* _Work instruction_: Tally how many lines in the material include the word "duration", then give that figure by itself.
(Records for processing begins)
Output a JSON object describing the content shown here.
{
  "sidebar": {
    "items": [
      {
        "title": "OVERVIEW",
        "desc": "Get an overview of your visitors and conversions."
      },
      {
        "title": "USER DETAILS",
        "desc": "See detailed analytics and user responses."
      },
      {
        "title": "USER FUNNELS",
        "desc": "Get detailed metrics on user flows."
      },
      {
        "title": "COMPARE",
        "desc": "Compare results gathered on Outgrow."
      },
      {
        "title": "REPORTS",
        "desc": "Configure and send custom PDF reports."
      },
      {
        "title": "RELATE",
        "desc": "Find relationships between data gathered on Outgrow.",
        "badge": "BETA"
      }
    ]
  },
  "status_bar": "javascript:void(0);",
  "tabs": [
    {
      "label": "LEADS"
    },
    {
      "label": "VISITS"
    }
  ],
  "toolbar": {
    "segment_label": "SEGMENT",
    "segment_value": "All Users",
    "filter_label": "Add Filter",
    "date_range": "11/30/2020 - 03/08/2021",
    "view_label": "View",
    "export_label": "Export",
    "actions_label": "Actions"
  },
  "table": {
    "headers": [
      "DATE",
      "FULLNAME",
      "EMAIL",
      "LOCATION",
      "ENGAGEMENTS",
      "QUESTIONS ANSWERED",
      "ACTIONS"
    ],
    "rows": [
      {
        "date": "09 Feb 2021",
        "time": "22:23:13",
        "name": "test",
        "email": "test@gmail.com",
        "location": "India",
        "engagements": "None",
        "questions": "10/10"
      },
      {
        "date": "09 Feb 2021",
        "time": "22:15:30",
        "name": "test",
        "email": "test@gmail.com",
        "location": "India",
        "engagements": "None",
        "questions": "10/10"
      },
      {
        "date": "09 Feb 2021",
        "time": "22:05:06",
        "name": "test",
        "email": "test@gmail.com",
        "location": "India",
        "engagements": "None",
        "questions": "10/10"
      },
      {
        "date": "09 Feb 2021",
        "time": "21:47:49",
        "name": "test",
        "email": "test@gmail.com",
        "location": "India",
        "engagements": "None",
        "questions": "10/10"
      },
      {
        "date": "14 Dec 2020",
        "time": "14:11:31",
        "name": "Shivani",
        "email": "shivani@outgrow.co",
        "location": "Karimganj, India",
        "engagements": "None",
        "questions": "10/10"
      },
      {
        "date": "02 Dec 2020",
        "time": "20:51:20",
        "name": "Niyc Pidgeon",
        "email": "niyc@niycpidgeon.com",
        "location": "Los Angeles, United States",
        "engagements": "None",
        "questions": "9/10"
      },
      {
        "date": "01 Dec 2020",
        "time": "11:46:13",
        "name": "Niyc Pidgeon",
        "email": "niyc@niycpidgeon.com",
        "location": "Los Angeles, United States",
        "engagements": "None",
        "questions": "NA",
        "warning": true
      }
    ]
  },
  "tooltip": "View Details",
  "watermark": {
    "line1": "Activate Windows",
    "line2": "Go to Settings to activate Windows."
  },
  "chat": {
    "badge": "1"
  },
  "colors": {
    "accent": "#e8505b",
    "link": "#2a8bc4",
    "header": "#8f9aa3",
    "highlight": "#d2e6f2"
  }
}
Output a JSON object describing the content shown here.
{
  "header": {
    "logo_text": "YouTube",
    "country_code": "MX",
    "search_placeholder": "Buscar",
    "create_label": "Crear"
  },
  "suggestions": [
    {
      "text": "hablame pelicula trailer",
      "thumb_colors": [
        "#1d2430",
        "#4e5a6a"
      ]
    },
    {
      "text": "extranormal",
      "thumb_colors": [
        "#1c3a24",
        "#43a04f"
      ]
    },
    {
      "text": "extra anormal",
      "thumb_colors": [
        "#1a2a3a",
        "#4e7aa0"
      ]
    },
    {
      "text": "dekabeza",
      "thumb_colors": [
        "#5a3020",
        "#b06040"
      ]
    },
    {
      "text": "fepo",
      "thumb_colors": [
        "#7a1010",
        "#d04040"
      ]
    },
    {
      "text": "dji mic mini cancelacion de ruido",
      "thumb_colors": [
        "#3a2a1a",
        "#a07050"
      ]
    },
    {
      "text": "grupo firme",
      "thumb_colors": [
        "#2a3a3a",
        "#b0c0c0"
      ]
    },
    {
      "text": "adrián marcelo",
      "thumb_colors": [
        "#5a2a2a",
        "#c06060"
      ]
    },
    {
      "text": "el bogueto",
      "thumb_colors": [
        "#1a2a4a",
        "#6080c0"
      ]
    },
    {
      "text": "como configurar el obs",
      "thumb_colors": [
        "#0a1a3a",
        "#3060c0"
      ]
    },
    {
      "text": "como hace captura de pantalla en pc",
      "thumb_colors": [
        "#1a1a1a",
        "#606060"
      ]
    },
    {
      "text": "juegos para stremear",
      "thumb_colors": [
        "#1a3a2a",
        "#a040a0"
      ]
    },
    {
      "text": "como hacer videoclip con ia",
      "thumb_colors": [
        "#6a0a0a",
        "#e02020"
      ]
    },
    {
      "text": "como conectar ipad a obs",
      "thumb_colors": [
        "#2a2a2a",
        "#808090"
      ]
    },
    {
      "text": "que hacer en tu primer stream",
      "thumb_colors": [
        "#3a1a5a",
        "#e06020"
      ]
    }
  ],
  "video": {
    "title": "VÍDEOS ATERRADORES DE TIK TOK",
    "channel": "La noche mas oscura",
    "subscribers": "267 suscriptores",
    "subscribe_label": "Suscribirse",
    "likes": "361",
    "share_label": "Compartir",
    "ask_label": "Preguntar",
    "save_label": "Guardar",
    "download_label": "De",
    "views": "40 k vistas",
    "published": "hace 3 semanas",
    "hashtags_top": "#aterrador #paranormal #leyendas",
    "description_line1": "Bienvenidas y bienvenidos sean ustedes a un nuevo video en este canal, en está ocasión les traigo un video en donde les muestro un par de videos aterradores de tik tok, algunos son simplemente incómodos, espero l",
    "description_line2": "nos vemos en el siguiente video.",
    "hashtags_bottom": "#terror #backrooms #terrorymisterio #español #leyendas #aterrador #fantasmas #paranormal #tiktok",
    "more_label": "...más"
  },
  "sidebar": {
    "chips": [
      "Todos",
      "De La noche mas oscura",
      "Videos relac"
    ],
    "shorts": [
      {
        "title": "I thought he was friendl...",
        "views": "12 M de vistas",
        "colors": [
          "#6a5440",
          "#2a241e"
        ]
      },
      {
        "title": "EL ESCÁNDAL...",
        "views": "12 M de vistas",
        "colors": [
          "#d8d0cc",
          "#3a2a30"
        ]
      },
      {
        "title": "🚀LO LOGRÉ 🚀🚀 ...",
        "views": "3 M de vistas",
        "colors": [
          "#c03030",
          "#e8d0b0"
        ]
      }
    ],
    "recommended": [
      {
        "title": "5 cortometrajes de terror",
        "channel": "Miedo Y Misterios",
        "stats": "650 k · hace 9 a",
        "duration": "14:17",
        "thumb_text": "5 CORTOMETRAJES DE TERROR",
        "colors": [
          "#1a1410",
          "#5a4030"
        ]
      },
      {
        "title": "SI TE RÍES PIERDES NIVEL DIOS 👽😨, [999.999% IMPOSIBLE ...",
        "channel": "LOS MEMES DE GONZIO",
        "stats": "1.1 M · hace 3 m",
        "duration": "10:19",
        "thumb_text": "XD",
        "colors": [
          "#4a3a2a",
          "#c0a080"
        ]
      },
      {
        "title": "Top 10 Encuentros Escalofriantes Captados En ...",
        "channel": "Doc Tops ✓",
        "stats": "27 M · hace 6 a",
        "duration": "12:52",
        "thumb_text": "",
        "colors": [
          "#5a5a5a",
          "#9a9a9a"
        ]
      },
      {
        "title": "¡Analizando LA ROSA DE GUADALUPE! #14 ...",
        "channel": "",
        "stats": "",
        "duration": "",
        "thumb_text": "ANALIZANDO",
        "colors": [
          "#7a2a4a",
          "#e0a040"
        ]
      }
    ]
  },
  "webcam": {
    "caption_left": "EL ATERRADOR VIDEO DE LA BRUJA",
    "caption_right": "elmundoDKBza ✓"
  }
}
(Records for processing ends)
* _Your response_: 4